The aesthetic of Agnes Varda’s Le Bonheur is strikingly deliberate. Her title cards are filled with sunflowers. All her characters — members of a lovely little family — wear a rainbow of colors. There’s a verdant gaiety to the forest landscape around them. The score comprised of the buoyant elegance of Mozart does wonders to accentuate this very salient mood. In short, it’s gorgeous. Surely this is happiness personified.
In the middle of the 1960s, that turbulent time of upheaval and the nouvelle vague, it deigns to be domestic and cheerful in a way Godard would never dare and Truffaut could only manage through a boyish point of view.
But it has such a vibrant and daring color palette on par with anything in Contempt (Bardot included), Pierrot Le Fou or Weekend. In fact, this could very well be her answer to a glorious Jacques Demy musical (her husband) and a predecessor to Stolen Kisses and Bed and Board.

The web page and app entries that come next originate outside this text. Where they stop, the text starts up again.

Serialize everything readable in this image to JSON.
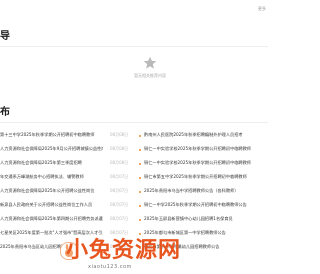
{
  "topbar": {
    "link_label": "更多"
  },
  "section1": {
    "title": "导"
  },
  "empty_state": {
    "icon": "star-icon",
    "text": "暂无相关推荐内容"
  },
  "section2": {
    "title": "布"
  },
  "news_left": [
    {
      "title": "第十三中学2025年秋季学期公开招聘初中临聘教师",
      "date": "08月08日"
    },
    {
      "title": "人力资源和社会保障局2025年9月公开招聘城镇公益性岗位",
      "date": "08月08日"
    },
    {
      "title": "人力资源和社会保障局2025年第三季度招聘",
      "date": "08月08日"
    },
    {
      "title": "年交通系万峰湖航务中心招聘执法、辅警教师",
      "date": "08月07日"
    },
    {
      "title": "人力资源和社会保障局2025年公开招聘公益性岗位",
      "date": "08月07日"
    },
    {
      "title": "新泉县人民政府关于公开招聘公益性岗位工作人员",
      "date": "08月07日"
    },
    {
      "title": "人力资源和社会保障局2025年第四期公开招聘劳务派遣人员",
      "date": "08月07日"
    },
    {
      "title": "七星关区2025年度第一批次\"人才强市\"暨高层次人才引进",
      "date": "08月07日"
    },
    {
      "title": "2025年贵阳市乌当区幼儿园招聘教师",
      "date": "08月07日"
    }
  ],
  "news_right": [
    {
      "title": "黔南州人民医院2025年秋季招聘编制外护理人员招考"
    },
    {
      "title": "铜仁一中实验学校2025年秋季学期公开招聘初中临聘教师"
    },
    {
      "title": "铜仁一中实验学校2025年秋季学期公开招聘初中临聘教师"
    },
    {
      "title": "铜仁市第五中学2025年秋季学期公开招聘初中临聘教师"
    },
    {
      "title": "2025年贵阳市乌当中学招聘教师公告（各科教师）"
    },
    {
      "title": "铜仁一中学2025年秋季学期公开招聘初中临聘教师公告"
    },
    {
      "title": "2025年玉屏县新营镇中心幼儿园招聘1名保育员"
    },
    {
      "title": "2025年都匀市新城区第一中学招聘教师公告"
    },
    {
      "title": "铜仁市第十小学附属幼儿园招聘教师公告"
    }
  ],
  "watermark": {
    "main": "小兔资源网",
    "sub": "xiaotu123.com",
    "badge_icon": "rabbit-icon"
  }
}
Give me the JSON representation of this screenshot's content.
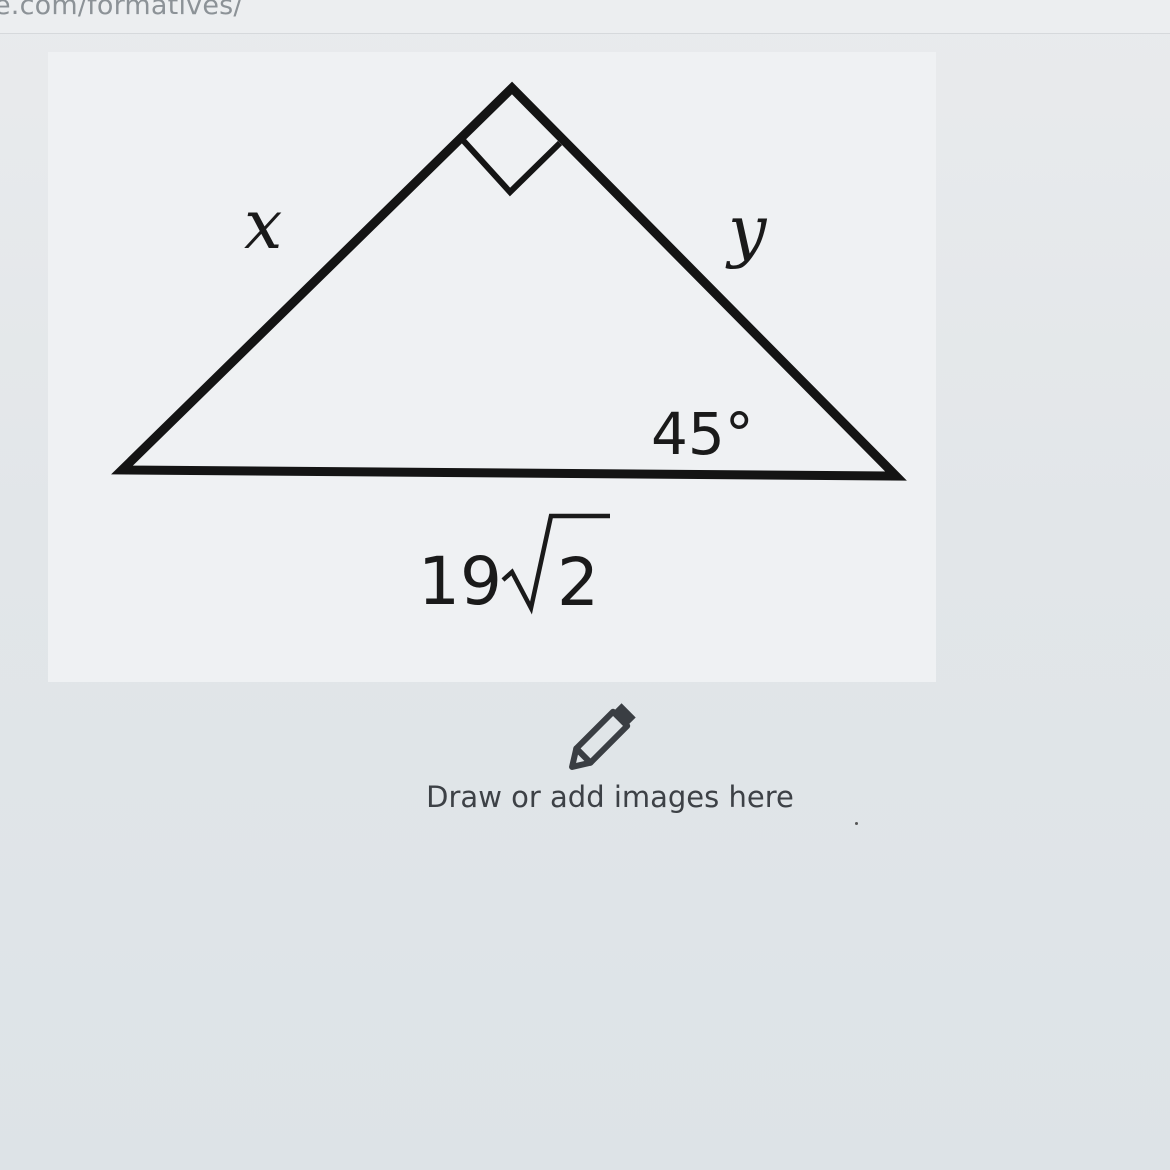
{
  "browser": {
    "url_fragment": "e.com/formatives/"
  },
  "figure": {
    "side_left_label": "x",
    "side_right_label": "y",
    "angle_label": "45°",
    "hypotenuse_coefficient": "19",
    "hypotenuse_radicand": "2"
  },
  "draw_prompt": {
    "label": "Draw or add images here",
    "icon": "pencil-icon"
  }
}
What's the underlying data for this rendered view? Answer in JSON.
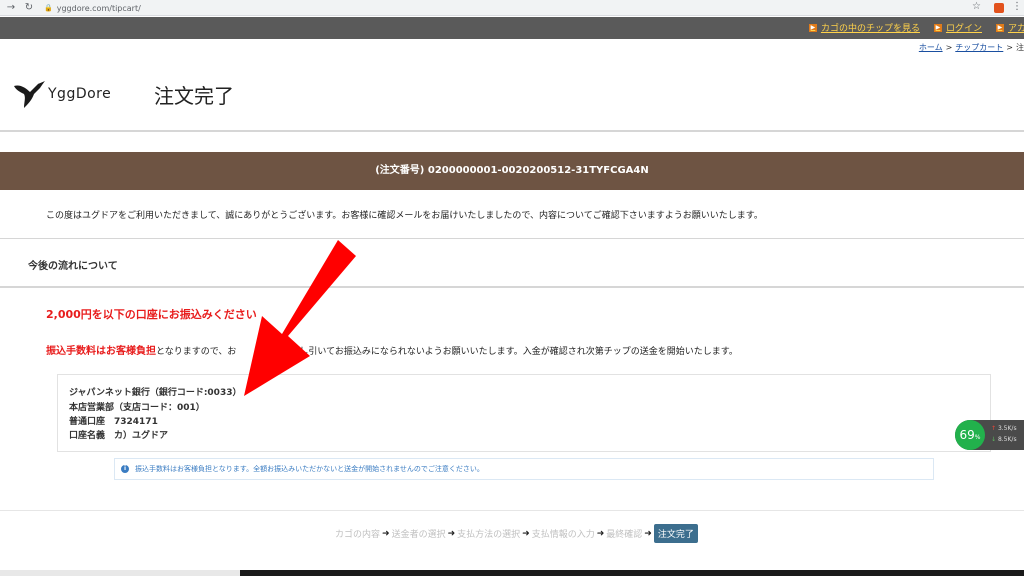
{
  "browser": {
    "back_icon": "arrow-left-icon",
    "reload_icon": "reload-icon",
    "url": "yggdore.com/tipcart/"
  },
  "topbar": {
    "links": [
      {
        "label": "カゴの中のチップを見る"
      },
      {
        "label": "ログイン"
      },
      {
        "label": "アカウン"
      }
    ]
  },
  "breadcrumb": {
    "home": "ホーム",
    "cart": "チップカート",
    "sep": ">",
    "current": "注"
  },
  "header": {
    "logo_text": "YggDore",
    "title": "注文完了"
  },
  "order": {
    "number_text": "(注文番号) 0200000001-0020200512-31TYFCGA4N"
  },
  "thanks_text": "この度はユグドアをご利用いただきまして、誠にありがとうございます。お客様に確認メールをお届けいたしましたので、内容についてご確認下さいますようお願いいたします。",
  "flow_title": "今後の流れについて",
  "transfer": {
    "heading": "2,000円を以下の口座にお振込みください",
    "fee_emphasis": "振込手数料はお客様負担",
    "fee_text_a": "となりますので、お",
    "fee_text_b": "から差し引いてお振込みになられないようお願いいたします。入金が確認され次第チップの送金を開始いたします。"
  },
  "bank": {
    "line1": "ジャパンネット銀行（銀行コード:0033）",
    "line2": "本店営業部（支店コード：001）",
    "line3": "普通口座　7324171",
    "line4": "口座名義　カ）ユグドア"
  },
  "notice_text": "振込手数料はお客様負担となります。全額お振込みいただかないと送金が開始されませんのでご注意ください。",
  "steps": {
    "items": [
      "カゴの内容",
      "送金者の選択",
      "支払方法の選択",
      "支払情報の入力",
      "最終確認"
    ],
    "current": "注文完了"
  },
  "network": {
    "percent": "69",
    "percent_unit": "%",
    "up": "3.5K/s",
    "down": "8.5K/s"
  },
  "colors": {
    "topbar": "#5a5a5a",
    "order_bar": "#6e5443",
    "alert_red": "#e81c1c",
    "current_step": "#3c6e8e",
    "annotation_arrow": "#ff0000"
  }
}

The couple’s children are adorable as they toddle around, ride in the back of the family truck or feed sugar cubes to their daddy’s horse — the bicycle he rides home from work every afternoon. Like any young kids, they like to imagine, they’re enthralled by a newborn baby, and they take naps (under the mosquito netting their mother puts out in the forest for them).
By this point, the movie could feel sickening and twee, but there’s an impulse to see the movie out and where it might go. It leaves some questions about a dramatic situation with its title (especially with how fiercely unironic it resolves to be from the outset).
When they return home to their idyllic town, it’s little different. True, the husband, Francois (Jean-Claude Drouot), wants to see a western at the cinema — a prototypical American film. His wife Therese (Claire Drouot) is enchanted by a French film, the first pairing of “[Bridgette] Bardot and [Jeanne] Moreau.” Otherwise, they seem perfectly aligned, going to work and raising their family together.
This all quite effectively lulls us into a false sense of security. Varda knows quite well what she’s doing. As an audience, we want to believe this is what life is like, but we are privy to a movie and so something must change…If there is a source of drama, it’s when the man starts to flirt with a local telephone operator Emilie (Marie-France Boyer). Even this tête-à-tête is light and affable. They feel innocent enough. Hardly prepared to wreck a home.
His wife and his lover aren’t mirror images exactly — they look different — but Varda does very little to distinguish their visible traits (ie. blonde vs. brunette or juxtaposed costuming choices). They’re both pretty young blondes, affable, draped in bright colors. It feels like a curious coincidence until it builds into something more.
This trifling love affair morphs into exactly the kind of circumstances the exterior does its best to dispel. Surely infidelity does not have license to break into such reverie and tear a family apart. This does not fit with the perfect marital equation or the glorious mise en scene.
So we begin to discover a kind of perturbing even disheartening dissonance about the picture as it continues to break with reality. It builds and begins to ambush us with new contradictions.
Here is a man deliriously happy, both with his wife and then with another woman. He assures his new love, “I have enough joy for both of you. Happiness works by addition.” Then when he cordially breaks it to his wife he says, It’s as if he has 10 arms to love her and he has extra arms (to love someone else).
It doesn’t matter how emphatically or candidly he says those words. They come off poorly. Even as he continues to live in his rapturous dream world without consequence, for the first time the words ring out in the landscape with an inherent hollowness. It’s yet another signal of paradise lost. We have hit upon a point of no return.
Le Bonheur is devastating in a manner that I never would have imagined. Because Varda finally does allow the film’s glorious bliss to crack even if the tone and coloring never waver or fade. The way the young carpenter relives one horrifying moment over and over again in front of the camera feels reminiscent of C.S. Lewis when he wrote about grief and how “The same leg is cut off time after time.”
However, now we have a suspicion of where it might go. The final few minutes of Le Bonheur are not a total surprise; they do feel like a shocking betrayal of our initial assumptions. This is not a criticism; it simply shows how effectively the movie evolves over time while maintaining a certain surface-level palatability. It’s ceaselessly beautiful to look at even as the currents turn.
Whatever its reputation, Le Bonheur feels commensurate with some of the most unnerving psychological horror films and thrillers I’ve seen through the ages. I think of the uneasy denouement of Gone Girl or the unsettling conspiracies in Rosemary’s Baby or Get Out. The curious part is how the perpetrators have no idea what they have done. It’s not a film of premeditated plots, more “happy” accidents, and this in itself is terrifying.
Because we have the same set dressings, the same motifs — almost everything feels the same — but we have an entirely different context. If we’ve settled back into a comforting equilibrium, then something almost imperceptible grates at us. Something has soured with the happiness set before us. It establishes a level of disquietude I won’t forget for some time. Surely something is not right here. I leave it to each viewer to reconcile it for themselves.